The Unification Church, whose close ties with Japan's governing party have emerged after the assassination of former Prime Minister Shinzo Abe, acknowledged on Thursday that it had accepted excessive donations from the suspect's mother, and that it would need to consider it seriously if that led to the killing.
Abe was shot to death during an outdoor campaign speech in July. The suspect, Tetsuya Yamagami, told police he killed Abe because of his apparent link to a religious group he hated. A letter and social media postings attributed to him said his mother's large donations to the church bankrupted his family and ruined his life.
Hideyuki Teshigawara, a senior official at the church, which is now called the Family Federation for World Peace and Unification, said at a news conference that he was deeply saddened to hear Yamagami had told police that his anger toward the church led to the attack.
Teshigawara said he is leading reforms in the church to ensure its recruitment and donations are not forced or harmful to followers or their families.
The church has acknowledged that Yamagami's mother donated more than 100 million yen ($700,000), including life insurance and real estate, to the group. It said it later returned about half at the request of the suspect's uncle.
A church lawyer, Nobuya Fukumoto, said he considers the donations by Yamagami's mother excessive," and that we have to take it seriously if that tormented (the suspect) and led to the outcome."
The police investigation of Abe's killing led to revelations of widespread ties between the governing Liberal Democratic Party, including Abe, and the South Korea-based church over their shared interests in conservative causes.
An LDP survey found nearly half of its lawmakers had ties to the church.

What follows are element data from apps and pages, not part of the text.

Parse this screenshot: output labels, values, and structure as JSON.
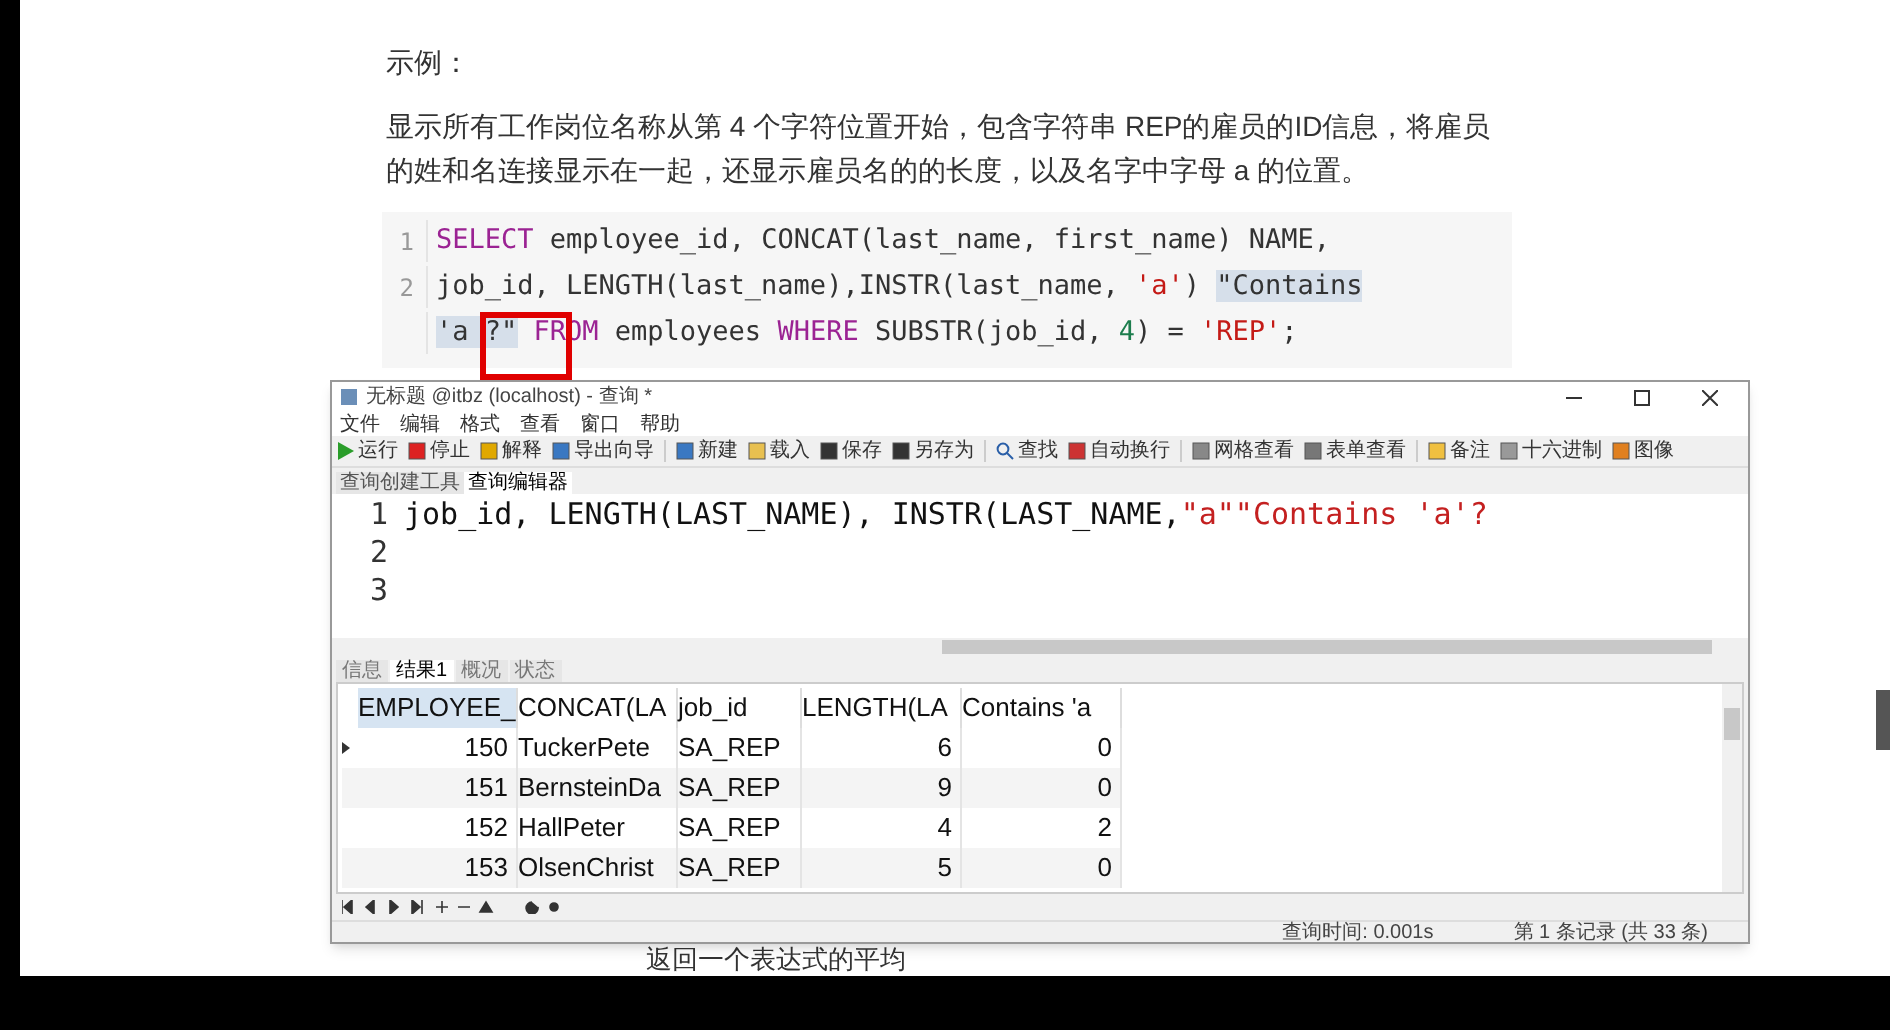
{
  "article": {
    "heading": "示例：",
    "paragraph": "显示所有工作岗位名称从第 4 个字符位置开始，包含字符串 REP的雇员的ID信息，将雇员的姓和名连接显示在一起，还显示雇员名的的长度，以及名字中字母 a 的位置。",
    "code_lines": [
      {
        "number": "1",
        "tokens": [
          {
            "kind": "keyword",
            "text": "SELECT"
          },
          {
            "kind": "plain",
            "text": " employee_id, CONCAT(last_name, first_name) NAME,"
          }
        ]
      },
      {
        "number": "2",
        "tokens": [
          {
            "kind": "plain",
            "text": "job_id, LENGTH(last_name),INSTR(last_name, "
          },
          {
            "kind": "string",
            "text": "'a'"
          },
          {
            "kind": "plain",
            "text": ") "
          },
          {
            "kind": "selected",
            "text": "\"Contains"
          }
        ]
      },
      {
        "tokens": [
          {
            "kind": "selected",
            "text": "'a ?\""
          },
          {
            "kind": "keyword",
            "text": " FROM"
          },
          {
            "kind": "plain",
            "text": " employees "
          },
          {
            "kind": "keyword",
            "text": "WHERE"
          },
          {
            "kind": "plain",
            "text": " SUBSTR(job_id, "
          },
          {
            "kind": "number",
            "text": "4"
          },
          {
            "kind": "plain",
            "text": ") = "
          },
          {
            "kind": "string",
            "text": "'REP'"
          },
          {
            "kind": "plain",
            "text": ";"
          }
        ]
      }
    ],
    "footer_text": "返回一个表达式的平均"
  },
  "window": {
    "title": "无标题 @itbz (localhost) - 查询 *",
    "menu": [
      "文件",
      "编辑",
      "格式",
      "查看",
      "窗口",
      "帮助"
    ],
    "toolbar": [
      {
        "kind": "run",
        "label": "运行"
      },
      {
        "kind": "stop",
        "label": "停止"
      },
      {
        "kind": "explain",
        "label": "解释"
      },
      {
        "kind": "export",
        "label": "导出向导"
      },
      {
        "kind": "sep"
      },
      {
        "kind": "new",
        "label": "新建"
      },
      {
        "kind": "load",
        "label": "载入"
      },
      {
        "kind": "save",
        "label": "保存"
      },
      {
        "kind": "saveas",
        "label": "另存为"
      },
      {
        "kind": "sep"
      },
      {
        "kind": "find",
        "label": "查找"
      },
      {
        "kind": "wrap",
        "label": "自动换行"
      },
      {
        "kind": "sep"
      },
      {
        "kind": "grid",
        "label": "网格查看"
      },
      {
        "kind": "form",
        "label": "表单查看"
      },
      {
        "kind": "sep"
      },
      {
        "kind": "note",
        "label": "备注"
      },
      {
        "kind": "hex",
        "label": "十六进制"
      },
      {
        "kind": "image",
        "label": "图像"
      }
    ],
    "tabs": [
      {
        "label": "查询创建工具",
        "selected": false
      },
      {
        "label": "查询编辑器",
        "selected": true
      }
    ],
    "editor_lines": [
      {
        "number": "1",
        "text": "job_id, LENGTH(LAST_NAME), INSTR(LAST_NAME,",
        "string": "\"a\"",
        "rest": "\"Contains 'a'?"
      },
      {
        "number": "2"
      },
      {
        "number": "3"
      }
    ],
    "result_tabs": [
      {
        "label": "信息",
        "selected": false
      },
      {
        "label": "结果1",
        "selected": true
      },
      {
        "label": "概况",
        "selected": false
      },
      {
        "label": "状态",
        "selected": false
      }
    ],
    "columns": [
      "EMPLOYEE_",
      "CONCAT(LA",
      "job_id",
      "LENGTH(LA",
      "Contains 'a"
    ],
    "rows": [
      {
        "selected": true,
        "cells": [
          "150",
          "TuckerPete",
          "SA_REP",
          "6",
          "0"
        ]
      },
      {
        "selected": false,
        "cells": [
          "151",
          "BernsteinDa",
          "SA_REP",
          "9",
          "0"
        ]
      },
      {
        "selected": false,
        "cells": [
          "152",
          "HallPeter",
          "SA_REP",
          "4",
          "2"
        ]
      },
      {
        "selected": false,
        "cells": [
          "153",
          "OlsenChrist",
          "SA_REP",
          "5",
          "0"
        ]
      }
    ],
    "status": {
      "query_time": "查询时间: 0.001s",
      "record": "第 1 条记录 (共 33 条)"
    }
  }
}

Current Prime Minister Fumio Kishida has pledged to cut all such ties, but many Japanese want a further explanation of how the church may have influenced party policies.
Kishida has come under fire over his handling of the church controversy as well as for pushing plans for a state funeral for Abe, and support ratings for his government have nosedived. Abe is one of Japan's most divisive leaders, and plans for the state funeral next Tuesday have become increasingly unpopular as more details have emerged about the party's and Abe's links to the church.
On Wednesday, a man set himself on fire near the prime minister's office in an apparent protest against the state funeral. The man suffered serious burns but was conscious when taken to a hospital. Police said it was an attempted suicide and refused to provide further details. Media reports said he had a note expressing his opposition to the state funeral.
The attempted suicide amid heightened security was an embarrassment for police, who have already been accused of providing insufficient protection for Abe.
State funerals for prime ministers are rare in Japan. Kishida has said Abe deserves the honour as Japan's longest-serving post-World War II leader and for his diplomatic and economic achievements.
Critics say the plan for a state funeral was decided undemocratically, has no legal basis, and is an inappropriate and costly use of taxpayers' money. Political analysts say Kishida decided to hold a state funeral to please Abe's party faction and buttress his own power.
An executive of the main opposition Constitutional Democratic Party, Katsuya Okada, told a group of reporters Thursday that there are many problems with holding a state funeral and that party executives will boycott the event.
The most unfortunate thing is that the state funeral is carried out despite the majority of the people being opposed to it, which I think is also unfortunate for former Prime Minister Abe, Okada said. Prime Minister Kishida should have made a decision more carefully.